Segment Start: Task data

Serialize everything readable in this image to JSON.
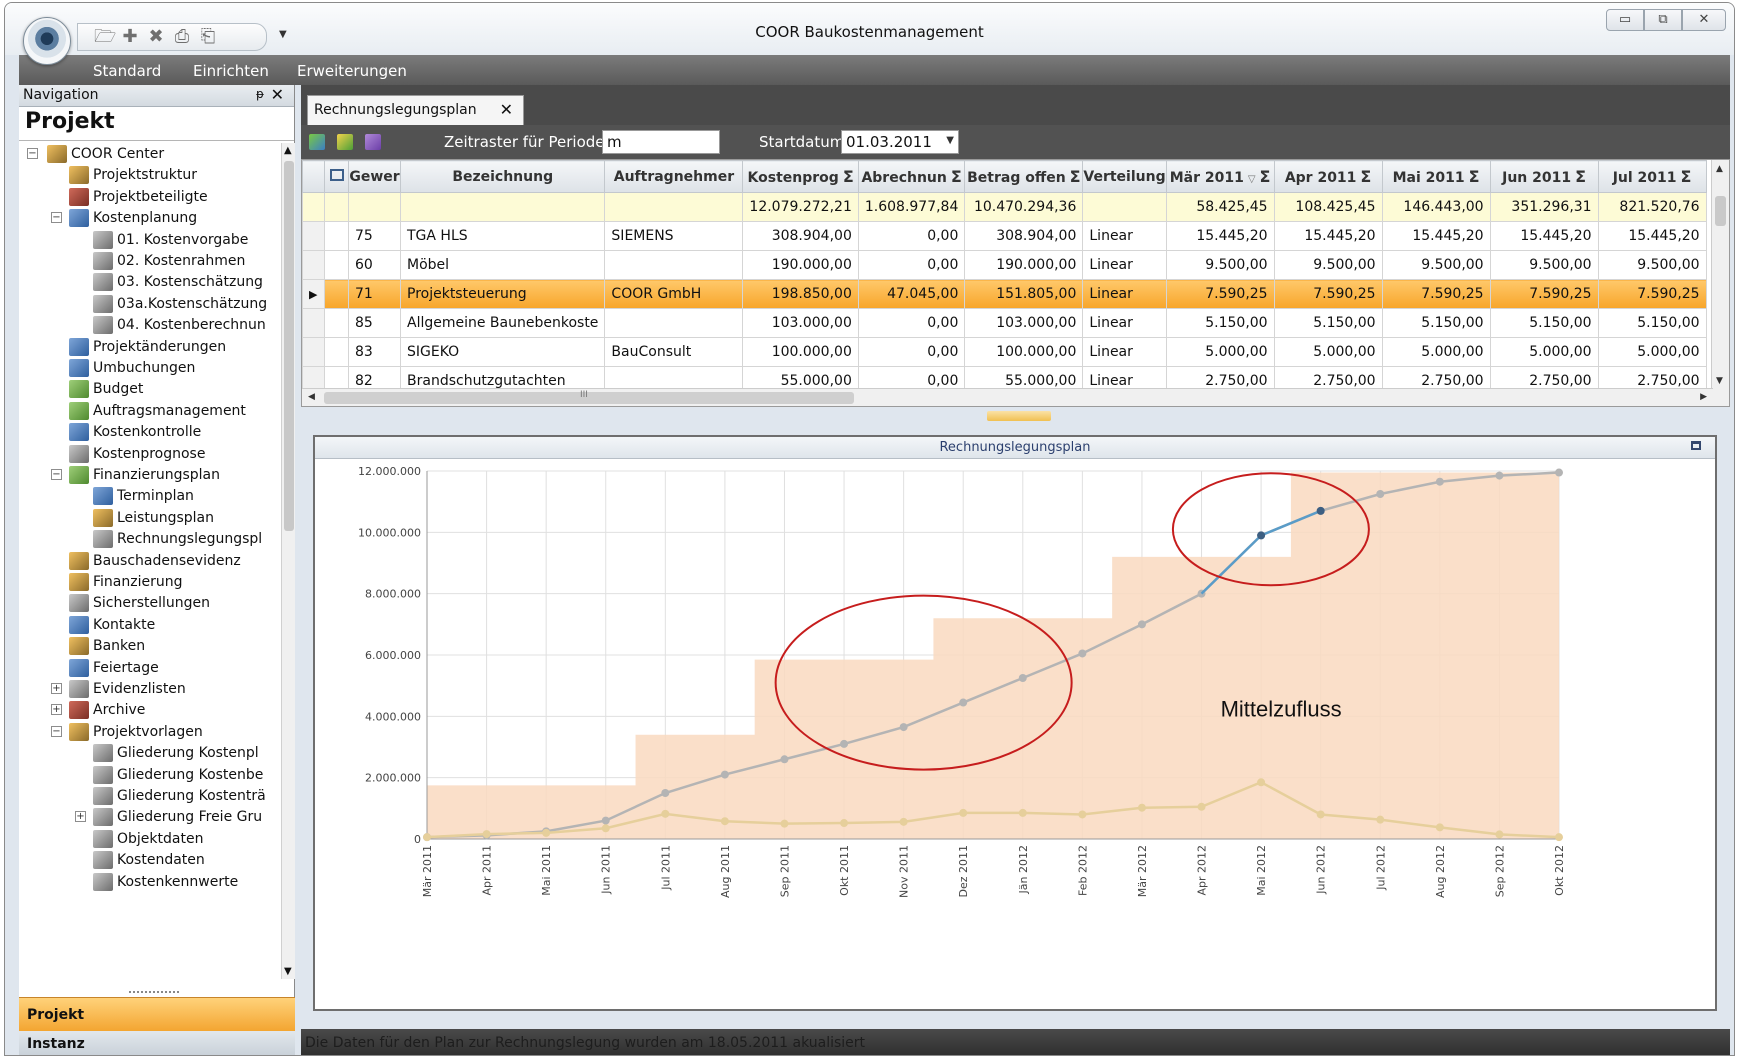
{
  "window": {
    "title": "COOR Baukostenmanagement",
    "minimize_glyph": "▭",
    "restore_glyph": "⧉",
    "close_glyph": "✕"
  },
  "quick_access": {
    "icons": [
      "open-folder-icon",
      "add-icon",
      "delete-icon",
      "print-icon",
      "print-preview-icon"
    ]
  },
  "menu": {
    "items": [
      "Standard",
      "Einrichten",
      "Erweiterungen"
    ]
  },
  "navigation": {
    "header": "Navigation",
    "pin_glyph": "ᵽ",
    "close_glyph": "✕",
    "section_title": "Projekt",
    "tree": [
      {
        "label": "COOR Center",
        "level": 0,
        "expander": "−",
        "icon": "icon-a"
      },
      {
        "label": "Projektstruktur",
        "level": 1,
        "expander": "",
        "icon": "icon-a"
      },
      {
        "label": "Projektbeteiligte",
        "level": 1,
        "expander": "",
        "icon": "icon-c"
      },
      {
        "label": "Kostenplanung",
        "level": 1,
        "expander": "−",
        "icon": "icon-b"
      },
      {
        "label": "01. Kostenvorgabe",
        "level": 2,
        "expander": "",
        "icon": "icon-e"
      },
      {
        "label": "02. Kostenrahmen",
        "level": 2,
        "expander": "",
        "icon": "icon-e"
      },
      {
        "label": "03. Kostenschätzung",
        "level": 2,
        "expander": "",
        "icon": "icon-e"
      },
      {
        "label": "03a.Kostenschätzung",
        "level": 2,
        "expander": "",
        "icon": "icon-e"
      },
      {
        "label": "04. Kostenberechnun",
        "level": 2,
        "expander": "",
        "icon": "icon-e"
      },
      {
        "label": "Projektänderungen",
        "level": 1,
        "expander": "",
        "icon": "icon-b"
      },
      {
        "label": "Umbuchungen",
        "level": 1,
        "expander": "",
        "icon": "icon-b"
      },
      {
        "label": "Budget",
        "level": 1,
        "expander": "",
        "icon": "icon-d"
      },
      {
        "label": "Auftragsmanagement",
        "level": 1,
        "expander": "",
        "icon": "icon-d"
      },
      {
        "label": "Kostenkontrolle",
        "level": 1,
        "expander": "",
        "icon": "icon-b"
      },
      {
        "label": "Kostenprognose",
        "level": 1,
        "expander": "",
        "icon": "icon-e"
      },
      {
        "label": "Finanzierungsplan",
        "level": 1,
        "expander": "−",
        "icon": "icon-d"
      },
      {
        "label": "Terminplan",
        "level": 2,
        "expander": "",
        "icon": "icon-b"
      },
      {
        "label": "Leistungsplan",
        "level": 2,
        "expander": "",
        "icon": "icon-a"
      },
      {
        "label": "Rechnungslegungspl",
        "level": 2,
        "expander": "",
        "icon": "icon-e"
      },
      {
        "label": "Bauschadensevidenz",
        "level": 1,
        "expander": "",
        "icon": "icon-a"
      },
      {
        "label": "Finanzierung",
        "level": 1,
        "expander": "",
        "icon": "icon-a"
      },
      {
        "label": "Sicherstellungen",
        "level": 1,
        "expander": "",
        "icon": "icon-e"
      },
      {
        "label": "Kontakte",
        "level": 1,
        "expander": "",
        "icon": "icon-b"
      },
      {
        "label": "Banken",
        "level": 1,
        "expander": "",
        "icon": "icon-a"
      },
      {
        "label": "Feiertage",
        "level": 1,
        "expander": "",
        "icon": "icon-b"
      },
      {
        "label": "Evidenzlisten",
        "level": 1,
        "expander": "+",
        "icon": "icon-e"
      },
      {
        "label": "Archive",
        "level": 1,
        "expander": "+",
        "icon": "icon-c"
      },
      {
        "label": "Projektvorlagen",
        "level": 1,
        "expander": "−",
        "icon": "icon-a"
      },
      {
        "label": "Gliederung Kostenpl",
        "level": 2,
        "expander": "",
        "icon": "icon-e"
      },
      {
        "label": "Gliederung Kostenbe",
        "level": 2,
        "expander": "",
        "icon": "icon-e"
      },
      {
        "label": "Gliederung Kostenträ",
        "level": 2,
        "expander": "",
        "icon": "icon-e"
      },
      {
        "label": "Gliederung Freie Gru",
        "level": 2,
        "expander": "+",
        "icon": "icon-e"
      },
      {
        "label": "Objektdaten",
        "level": 2,
        "expander": "",
        "icon": "icon-e"
      },
      {
        "label": "Kostendaten",
        "level": 2,
        "expander": "",
        "icon": "icon-e"
      },
      {
        "label": "Kostenkennwerte",
        "level": 2,
        "expander": "",
        "icon": "icon-e"
      }
    ],
    "bottom_tabs": {
      "active": "Projekt",
      "inactive": "Instanz"
    }
  },
  "document_tab": {
    "label": "Rechnungslegungsplan",
    "close_glyph": "✕"
  },
  "toolbar": {
    "zeitraster_label": "Zeitraster für Perioden",
    "zeitraster_value": "m",
    "startdatum_label": "Startdatum",
    "startdatum_value": "01.03.2011",
    "dropdown_glyph": "▼"
  },
  "grid": {
    "columns": [
      "Gewer",
      "Bezeichnung",
      "Auftragnehmer",
      "Kostenprog",
      "Abrechnun",
      "Betrag offen",
      "Verteilung",
      "Mär 2011",
      "Apr 2011",
      "Mai 2011",
      "Jun 2011",
      "Jul 2011"
    ],
    "sigma": "Σ",
    "sort_glyph": "▽",
    "sums": [
      "",
      "",
      "",
      "12.079.272,21",
      "1.608.977,84",
      "10.470.294,36",
      "",
      "58.425,45",
      "108.425,45",
      "146.443,00",
      "351.296,31",
      "821.520,76"
    ],
    "rows": [
      [
        "75",
        "TGA HLS",
        "SIEMENS",
        "308.904,00",
        "0,00",
        "308.904,00",
        "Linear",
        "15.445,20",
        "15.445,20",
        "15.445,20",
        "15.445,20",
        "15.445,20"
      ],
      [
        "60",
        "Möbel",
        "",
        "190.000,00",
        "0,00",
        "190.000,00",
        "Linear",
        "9.500,00",
        "9.500,00",
        "9.500,00",
        "9.500,00",
        "9.500,00"
      ],
      [
        "71",
        "Projektsteuerung",
        "COOR GmbH",
        "198.850,00",
        "47.045,00",
        "151.805,00",
        "Linear",
        "7.590,25",
        "7.590,25",
        "7.590,25",
        "7.590,25",
        "7.590,25"
      ],
      [
        "85",
        "Allgemeine Baunebenkoste",
        "",
        "103.000,00",
        "0,00",
        "103.000,00",
        "Linear",
        "5.150,00",
        "5.150,00",
        "5.150,00",
        "5.150,00",
        "5.150,00"
      ],
      [
        "83",
        "SIGEKO",
        "BauConsult",
        "100.000,00",
        "0,00",
        "100.000,00",
        "Linear",
        "5.000,00",
        "5.000,00",
        "5.000,00",
        "5.000,00",
        "5.000,00"
      ],
      [
        "82",
        "Brandschutzgutachten",
        "",
        "55.000,00",
        "0,00",
        "55.000,00",
        "Linear",
        "2.750,00",
        "2.750,00",
        "2.750,00",
        "2.750,00",
        "2.750,00"
      ]
    ],
    "selected_row": 2,
    "current_row_glyph": "▶",
    "hscroll_grip": "III"
  },
  "chart_data": {
    "type": "line",
    "title": "Rechnungslegungsplan",
    "annotation": "Mittelzufluss",
    "categories": [
      "Mär 2011",
      "Apr 2011",
      "Mai 2011",
      "Jun 2011",
      "Jul 2011",
      "Aug 2011",
      "Sep 2011",
      "Okt 2011",
      "Nov 2011",
      "Dez 2011",
      "Jän 2012",
      "Feb 2012",
      "Mär 2012",
      "Apr 2012",
      "Mai 2012",
      "Jun 2012",
      "Jul 2012",
      "Aug 2012",
      "Sep 2012",
      "Okt 2012"
    ],
    "y_ticks": [
      "0",
      "2.000.000",
      "4.000.000",
      "6.000.000",
      "8.000.000",
      "10.000.000",
      "12.000.000"
    ],
    "ylim": [
      0,
      12000000
    ],
    "grid": true,
    "series": [
      {
        "kind": "line",
        "values": [
          60000,
          120000,
          250000,
          600000,
          1500000,
          2100000,
          2600000,
          3100000,
          3650000,
          4450000,
          5250000,
          6050000,
          7000000,
          8000000,
          9900000,
          10700000,
          11250000,
          11650000,
          11850000,
          11950000
        ]
      },
      {
        "kind": "line",
        "values": [
          60000,
          160000,
          200000,
          350000,
          820000,
          580000,
          500000,
          520000,
          560000,
          850000,
          850000,
          800000,
          1020000,
          1050000,
          1850000,
          800000,
          630000,
          380000,
          150000,
          60000
        ]
      },
      {
        "kind": "step-area",
        "values": [
          1750000,
          1750000,
          1750000,
          1750000,
          3400000,
          3400000,
          5850000,
          5850000,
          5850000,
          7200000,
          7200000,
          7200000,
          9200000,
          9200000,
          9200000,
          11950000,
          11950000,
          11950000,
          11950000,
          11950000
        ]
      }
    ],
    "highlight_range": [
      14,
      15
    ],
    "colors": {
      "cumulative": "#b4b4b4",
      "monthly": "#e6cf9b",
      "area": "#f9d9bf",
      "highlight": "#5a9cc8",
      "ellipse": "#c61d1d",
      "grid": "#e0e0e0"
    }
  },
  "status_bar": {
    "text": "Die Daten für den Plan zur Rechnungslegung wurden am 18.05.2011 akualisiert"
  }
}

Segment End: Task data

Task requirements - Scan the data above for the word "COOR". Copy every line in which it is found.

Response -
    "title": "COOR Baukostenmanagement",
        "label": "COOR Center",
        "COOR GmbH",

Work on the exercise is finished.